Ratio of disk to memory usage



I am storing records in-memory(RAM) and traditional(non SSD) disks. My RAM to disk usage ratio is 1:3. I am not able to understand this large consumption of disk compared to RAM.

My records size is 256 Bytes (it’s actually lesser but 256 is the nearest multiple of 128). I am using default write-block-size (which is 1 MB for non SSD I guess).

I was earlier suspecting that 1MB block size might be holding 1 record only and that could be the reason. But got to know from another thread in forum that a disk block may contain multiple records.

So, what could be the reason of large disk consumption here ?

Also, while doing capacity planning, is there any rule of thumb that disk must be this much times the RAM ?

Kindly suggest. Thanks.


See Capacity Planning Guide for reference.

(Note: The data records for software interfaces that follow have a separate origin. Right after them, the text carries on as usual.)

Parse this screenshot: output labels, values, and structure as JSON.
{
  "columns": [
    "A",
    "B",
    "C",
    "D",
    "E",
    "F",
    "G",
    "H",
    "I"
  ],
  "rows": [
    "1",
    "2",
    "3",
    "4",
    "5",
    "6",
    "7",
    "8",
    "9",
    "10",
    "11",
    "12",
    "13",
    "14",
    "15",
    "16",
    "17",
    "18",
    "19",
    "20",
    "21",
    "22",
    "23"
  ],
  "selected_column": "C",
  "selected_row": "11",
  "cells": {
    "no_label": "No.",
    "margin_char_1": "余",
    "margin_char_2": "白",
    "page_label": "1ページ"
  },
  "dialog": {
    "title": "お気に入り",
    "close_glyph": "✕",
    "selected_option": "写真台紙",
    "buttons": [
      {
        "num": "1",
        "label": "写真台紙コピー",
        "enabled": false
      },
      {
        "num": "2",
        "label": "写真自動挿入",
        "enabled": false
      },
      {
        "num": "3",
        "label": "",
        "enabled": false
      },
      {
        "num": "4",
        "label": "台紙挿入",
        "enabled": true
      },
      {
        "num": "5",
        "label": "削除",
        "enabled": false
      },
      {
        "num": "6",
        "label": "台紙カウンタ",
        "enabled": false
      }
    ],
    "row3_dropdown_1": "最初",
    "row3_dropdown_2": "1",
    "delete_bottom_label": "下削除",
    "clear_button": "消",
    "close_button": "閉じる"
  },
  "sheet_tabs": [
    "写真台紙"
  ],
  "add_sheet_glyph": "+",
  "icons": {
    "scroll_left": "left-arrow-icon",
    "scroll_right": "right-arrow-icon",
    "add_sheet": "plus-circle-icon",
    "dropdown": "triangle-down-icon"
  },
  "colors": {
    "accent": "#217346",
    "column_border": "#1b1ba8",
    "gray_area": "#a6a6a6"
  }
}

Each record on disk will contain meta data that RAM does not share. The additional meta data is needed to rebuild the index in the event of a cold start. The amount of meta data depends on the structure of your records. For instance, as you will see in the Planning Guide, set and number of bins in a records has a much higher impact of used disk storage than it will on memory storage. The reason for this is we have in memory tables tracking set and bin names so that the structure in RAM will only need a reference to this table rather than the full bin or set name for each record. This is a classical space/time tradeoff, the table look up in memory is very fast and memory is typically a valued commodity, on disk reading from an on disk table in addition to the data would be slow and since disk space is relatively cheap, it is more cost effective to store the data with the record.

In your case since are writing about 256 Bytes, the metadata is likely pushing your records into 3 record blocks or 384 Bytes of storage per record.


Thanks @kporter . You have been a great help in understanding Aerospike :smile: